The digital revolution in textile printing – requirements and trends for inkjet inks and textile chemistry

During the last years, inkjet printing of textiles has been attracting increasing interest. At present, screen printing is still the major technology for the textile printing industry. However, the digital textile printing market is growing rapidly due to the rising trend in customisation, smaller production batch sizes, requests for faster product availability and higher ecological requirements. Two of the fastest growing applications in digital textile printing are dye sublimation printing and pigment printing.

Recently, the pigment ink market for textile inkjet printing is emerging rapidly. Pigment inks have a lot of benefits such as a high colour strength and high light resistance. They are considered as “universal inks” because they can be applied directly on a large range of textile substrates without sophisticated or environmentally unfriendly pre- or post-treatments. Water-based pigment inks usually require only simple dry heat for a few minutes as a post-treatment process and no special pre-treatment. However, the development of water-based pigment inks is highly challenging in terms of colloidal dispersion stability, jetting reliability and polymer binder chemistry. We introduce DIAMONTEX P as a new water-based pigment ink for inkjet printing of textiles and evaluate the ink in terms of physical ink parameters (such as viscosity, surface tension and particle size), jetting performance and fastness characteristics (rub and wash fastness).

For most digital textile inkjet inks (besides pigment inks), a proper pre-treatment of the substrate is a necessity, e.g. in order to minimize lateral ink bleeding and to maximize colour definition and colour intensity. Fig. 1A shows printing results of our DIAMONTEX S dye sublimation ink printed directly on polyester textile without and with pre-treatment (DIAMONTEX AF-U) while Fig. 1B shows printing results of the reactive inkjet ink DIAMONTEX R printed on differently pre-treated cotton substrates. Fig. 1A highlights the importance of the pre-treatment in terms of contour sharpness (ink wetting and spreading) while Fig. 1B highlights the discrepancy in colour intensity as a function of the pre-treatment.
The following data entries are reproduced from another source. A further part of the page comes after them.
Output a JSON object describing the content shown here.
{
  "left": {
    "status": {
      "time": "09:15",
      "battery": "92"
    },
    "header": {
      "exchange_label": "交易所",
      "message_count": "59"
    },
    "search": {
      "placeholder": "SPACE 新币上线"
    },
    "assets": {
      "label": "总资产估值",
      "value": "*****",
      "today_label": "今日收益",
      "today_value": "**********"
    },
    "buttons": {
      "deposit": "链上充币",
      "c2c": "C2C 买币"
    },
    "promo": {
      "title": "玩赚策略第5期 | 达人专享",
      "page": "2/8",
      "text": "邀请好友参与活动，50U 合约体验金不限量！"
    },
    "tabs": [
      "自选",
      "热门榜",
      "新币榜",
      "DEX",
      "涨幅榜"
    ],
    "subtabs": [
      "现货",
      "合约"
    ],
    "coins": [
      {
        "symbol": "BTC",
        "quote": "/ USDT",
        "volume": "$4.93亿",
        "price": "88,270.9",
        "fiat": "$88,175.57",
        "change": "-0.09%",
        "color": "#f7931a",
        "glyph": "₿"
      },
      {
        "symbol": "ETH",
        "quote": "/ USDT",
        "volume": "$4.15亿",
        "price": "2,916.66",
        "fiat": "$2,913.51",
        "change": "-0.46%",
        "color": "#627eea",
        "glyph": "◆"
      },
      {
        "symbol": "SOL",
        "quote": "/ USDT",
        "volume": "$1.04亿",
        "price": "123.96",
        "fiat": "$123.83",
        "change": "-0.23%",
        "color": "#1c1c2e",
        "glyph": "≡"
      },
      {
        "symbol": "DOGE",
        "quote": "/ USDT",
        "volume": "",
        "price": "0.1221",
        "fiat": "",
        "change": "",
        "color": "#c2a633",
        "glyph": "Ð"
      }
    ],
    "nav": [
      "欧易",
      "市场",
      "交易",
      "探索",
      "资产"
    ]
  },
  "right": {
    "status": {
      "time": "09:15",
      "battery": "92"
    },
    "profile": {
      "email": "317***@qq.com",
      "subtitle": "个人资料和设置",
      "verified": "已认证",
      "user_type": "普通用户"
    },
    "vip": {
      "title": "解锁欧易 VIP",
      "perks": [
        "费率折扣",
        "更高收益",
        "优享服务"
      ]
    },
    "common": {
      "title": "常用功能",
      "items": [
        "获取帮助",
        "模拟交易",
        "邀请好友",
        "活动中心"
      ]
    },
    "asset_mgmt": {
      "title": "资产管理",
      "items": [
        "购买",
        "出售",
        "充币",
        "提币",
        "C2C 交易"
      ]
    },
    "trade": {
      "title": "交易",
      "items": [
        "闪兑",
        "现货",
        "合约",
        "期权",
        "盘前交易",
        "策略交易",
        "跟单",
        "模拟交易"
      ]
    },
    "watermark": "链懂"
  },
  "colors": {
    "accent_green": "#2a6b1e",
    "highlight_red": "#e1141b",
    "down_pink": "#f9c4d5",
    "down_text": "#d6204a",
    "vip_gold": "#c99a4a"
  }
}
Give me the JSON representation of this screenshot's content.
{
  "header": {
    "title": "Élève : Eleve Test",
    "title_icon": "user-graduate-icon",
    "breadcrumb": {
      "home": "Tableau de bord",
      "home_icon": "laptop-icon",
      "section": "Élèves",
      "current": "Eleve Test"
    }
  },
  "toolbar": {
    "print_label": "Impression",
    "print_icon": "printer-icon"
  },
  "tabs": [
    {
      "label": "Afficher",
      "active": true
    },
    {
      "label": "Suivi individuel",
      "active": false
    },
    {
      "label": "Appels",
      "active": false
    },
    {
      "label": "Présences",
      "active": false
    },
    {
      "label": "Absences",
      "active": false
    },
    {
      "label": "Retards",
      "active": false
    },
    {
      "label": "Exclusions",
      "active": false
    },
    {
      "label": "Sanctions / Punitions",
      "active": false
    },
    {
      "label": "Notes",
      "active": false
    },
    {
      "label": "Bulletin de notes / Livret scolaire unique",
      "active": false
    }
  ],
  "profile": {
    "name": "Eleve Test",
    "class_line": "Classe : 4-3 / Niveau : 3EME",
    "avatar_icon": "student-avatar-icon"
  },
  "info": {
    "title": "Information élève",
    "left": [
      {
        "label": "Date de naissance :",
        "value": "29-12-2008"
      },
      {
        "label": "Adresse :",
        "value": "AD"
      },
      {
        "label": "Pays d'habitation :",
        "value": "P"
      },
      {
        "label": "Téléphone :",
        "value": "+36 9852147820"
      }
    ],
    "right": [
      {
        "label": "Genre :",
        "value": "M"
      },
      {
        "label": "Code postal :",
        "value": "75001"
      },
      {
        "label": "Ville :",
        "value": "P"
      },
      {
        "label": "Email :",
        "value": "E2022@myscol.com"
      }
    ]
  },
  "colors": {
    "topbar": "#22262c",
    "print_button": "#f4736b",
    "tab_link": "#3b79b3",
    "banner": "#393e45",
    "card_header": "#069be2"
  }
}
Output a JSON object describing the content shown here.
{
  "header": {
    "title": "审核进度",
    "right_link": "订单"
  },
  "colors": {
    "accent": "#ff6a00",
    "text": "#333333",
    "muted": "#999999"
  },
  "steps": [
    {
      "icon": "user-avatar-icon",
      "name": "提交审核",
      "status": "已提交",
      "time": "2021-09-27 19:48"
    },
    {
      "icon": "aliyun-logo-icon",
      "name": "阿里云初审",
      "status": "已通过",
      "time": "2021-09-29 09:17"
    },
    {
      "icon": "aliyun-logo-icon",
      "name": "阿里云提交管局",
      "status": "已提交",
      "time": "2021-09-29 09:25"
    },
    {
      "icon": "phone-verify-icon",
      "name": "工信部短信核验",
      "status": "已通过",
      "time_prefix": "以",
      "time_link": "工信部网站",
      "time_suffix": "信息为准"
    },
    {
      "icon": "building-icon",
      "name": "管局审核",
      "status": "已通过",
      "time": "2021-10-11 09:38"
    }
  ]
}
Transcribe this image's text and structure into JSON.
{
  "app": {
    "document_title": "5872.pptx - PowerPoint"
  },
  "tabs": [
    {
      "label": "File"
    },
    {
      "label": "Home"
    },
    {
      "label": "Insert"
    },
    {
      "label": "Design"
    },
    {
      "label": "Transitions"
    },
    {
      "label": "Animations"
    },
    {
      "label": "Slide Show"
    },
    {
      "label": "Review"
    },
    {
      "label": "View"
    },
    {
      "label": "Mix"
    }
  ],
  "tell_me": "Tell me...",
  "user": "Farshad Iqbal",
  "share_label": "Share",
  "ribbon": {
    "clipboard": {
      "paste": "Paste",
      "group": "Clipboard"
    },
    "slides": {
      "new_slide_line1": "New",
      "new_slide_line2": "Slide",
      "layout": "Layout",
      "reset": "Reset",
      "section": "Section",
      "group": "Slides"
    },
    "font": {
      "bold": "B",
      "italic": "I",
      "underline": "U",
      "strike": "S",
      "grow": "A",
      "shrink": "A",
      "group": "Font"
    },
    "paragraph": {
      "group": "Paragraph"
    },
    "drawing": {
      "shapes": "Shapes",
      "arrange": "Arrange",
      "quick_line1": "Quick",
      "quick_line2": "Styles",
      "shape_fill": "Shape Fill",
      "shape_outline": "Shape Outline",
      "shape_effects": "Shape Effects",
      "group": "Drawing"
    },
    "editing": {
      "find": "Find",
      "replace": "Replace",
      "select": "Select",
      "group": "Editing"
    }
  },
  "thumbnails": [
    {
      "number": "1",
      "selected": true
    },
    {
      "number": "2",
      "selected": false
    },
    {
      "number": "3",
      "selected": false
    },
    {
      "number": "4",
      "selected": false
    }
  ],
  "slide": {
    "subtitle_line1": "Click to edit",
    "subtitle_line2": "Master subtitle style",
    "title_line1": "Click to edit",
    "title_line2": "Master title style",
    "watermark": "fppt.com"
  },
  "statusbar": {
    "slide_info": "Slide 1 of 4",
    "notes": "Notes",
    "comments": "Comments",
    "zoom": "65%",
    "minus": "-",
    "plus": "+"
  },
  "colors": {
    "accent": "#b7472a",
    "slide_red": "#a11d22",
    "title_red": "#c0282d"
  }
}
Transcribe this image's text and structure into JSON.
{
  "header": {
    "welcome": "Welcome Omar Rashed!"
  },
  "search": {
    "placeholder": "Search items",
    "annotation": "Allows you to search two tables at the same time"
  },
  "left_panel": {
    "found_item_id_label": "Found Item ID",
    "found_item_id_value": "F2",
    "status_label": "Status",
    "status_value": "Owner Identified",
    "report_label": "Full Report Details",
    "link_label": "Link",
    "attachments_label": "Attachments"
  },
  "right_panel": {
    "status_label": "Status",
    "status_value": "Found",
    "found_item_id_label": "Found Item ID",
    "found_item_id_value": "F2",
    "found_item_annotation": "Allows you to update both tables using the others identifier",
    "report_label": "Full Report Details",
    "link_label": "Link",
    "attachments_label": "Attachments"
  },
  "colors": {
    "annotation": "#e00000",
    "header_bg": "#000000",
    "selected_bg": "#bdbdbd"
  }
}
Therefore, the proper pre-treatment of the textile is a key for successful textile inkjet printing.

 Figure 1: Importance of the pre-treatment of textile substrates for inkjet printing, A) inkjet-printed dye-sublimation ink (DIAMONTEX S) with ink bleeding on polyester textile without pre-treatment and reduced ink bleeding on pre-treated polyester textile (DIAMONTEX AF-U); B) inkjet-printed reactive ink (DIAMONTEX R) showing different color intensity on cotton substrates with alginate pre-treatment, modified alginate pre-treatment and synthetic pre-treatment (DIAMONTEX HQ-R)

Figure 1: Importance of the pre-treatment of textile substrates for inkjet printing, A) inkjet-printed dye-sublimation ink (DIAMONTEX S) with ink bleeding on polyester textile without pre-treatment and reduced ink bleeding on pre-treated polyester textile (DIAMONTEX AF-U); B) inkjet-printed reactive ink (DIAMONTEX R) showing different color intensity on cotton substrates with alginate pre-treatment, modified alginate pre-treatment and synthetic pre-treatment (DIAMONTEX HQ-R)

Dr Enrico Sowade of Zschimmer and Schwarz will present an invited talk - "The digital revolution in textile printing – requirements and trends for inkjet inks and textile chemistry" - at the IMI Europe Inkjet Development Conference, 17-18 April 2018 in Frankfurt, Germany.